Once more, Gerry had a mischievous suggestion. “They should file a bill making it illegal to serve a search warrant at four o’clock in the morning.”
The conversation had already spun out of control and has become a joking session.
“Kung sabagay,” said Pete, resignedly. “I get the impression that the congressional hearings are all a big joke. A useless exercise.”
Harry agreed. “It’s been seven years since the Ampatuan massacre, three years since typhoon Yolanda and questions about missing calamity funds, almost two years since the Mamasapano slaughter of 44 Special Action Force troopers, and over two years since Senator Grace Poe led the inquiry into the MRT anomalies. Ano na ang nangyari?”
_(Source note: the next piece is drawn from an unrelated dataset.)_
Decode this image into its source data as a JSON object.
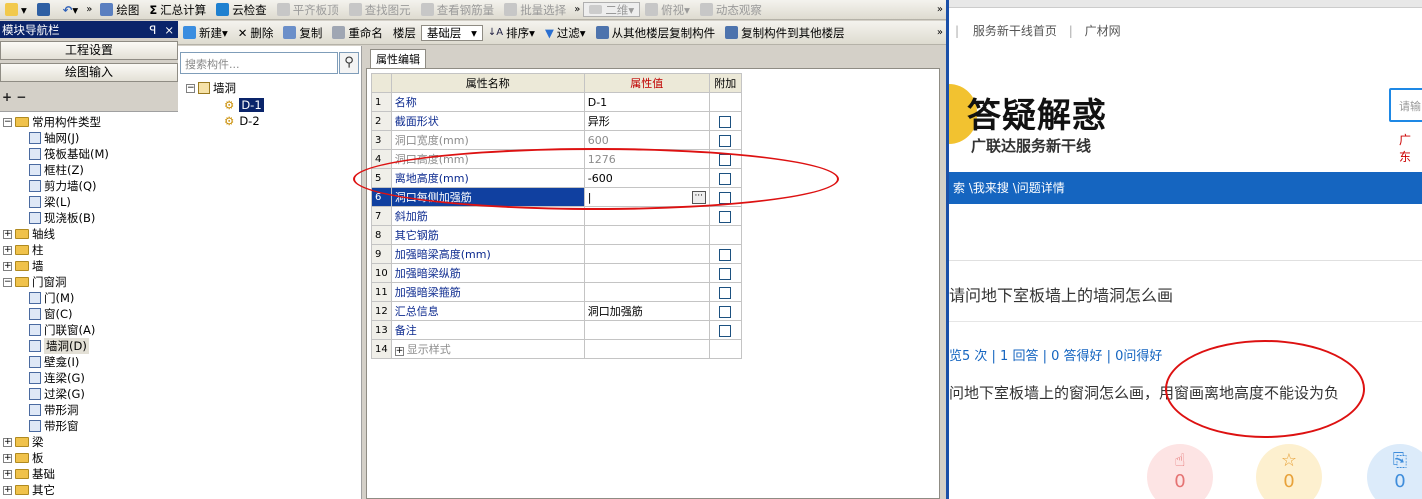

“They’re still asking about justice for the media people killed in that massacre and for the Fallen 44,” said Johnny. “The Yolanda funds are still unaccounted for. And we still have the traffic problem in Metro Manila. Pero lahat iyan nagkaroon ng congressional hearings.”
“In other words, the congressional hearings were a useless exercise,” said Pete.
“Not necessarily useless,” Johnny corrected Pete. “The media mileage that Senators and Congressmen are gaining from the investigation is worth millions. And they’re getting that for free.”
“But it’s at the expense of the Filipino people,” protested Pete.
“Not necessarily again,” Johnny continued. “The public is getting its money’s worth in entertainment, drama, romance, sex, suspense and comedy.”
“And you’re saying that the public should be satisfied with that?” asked Pete.
“Why not? Mababaw ang kaligayahan ng Pinoy,” was Johnny’s quick response.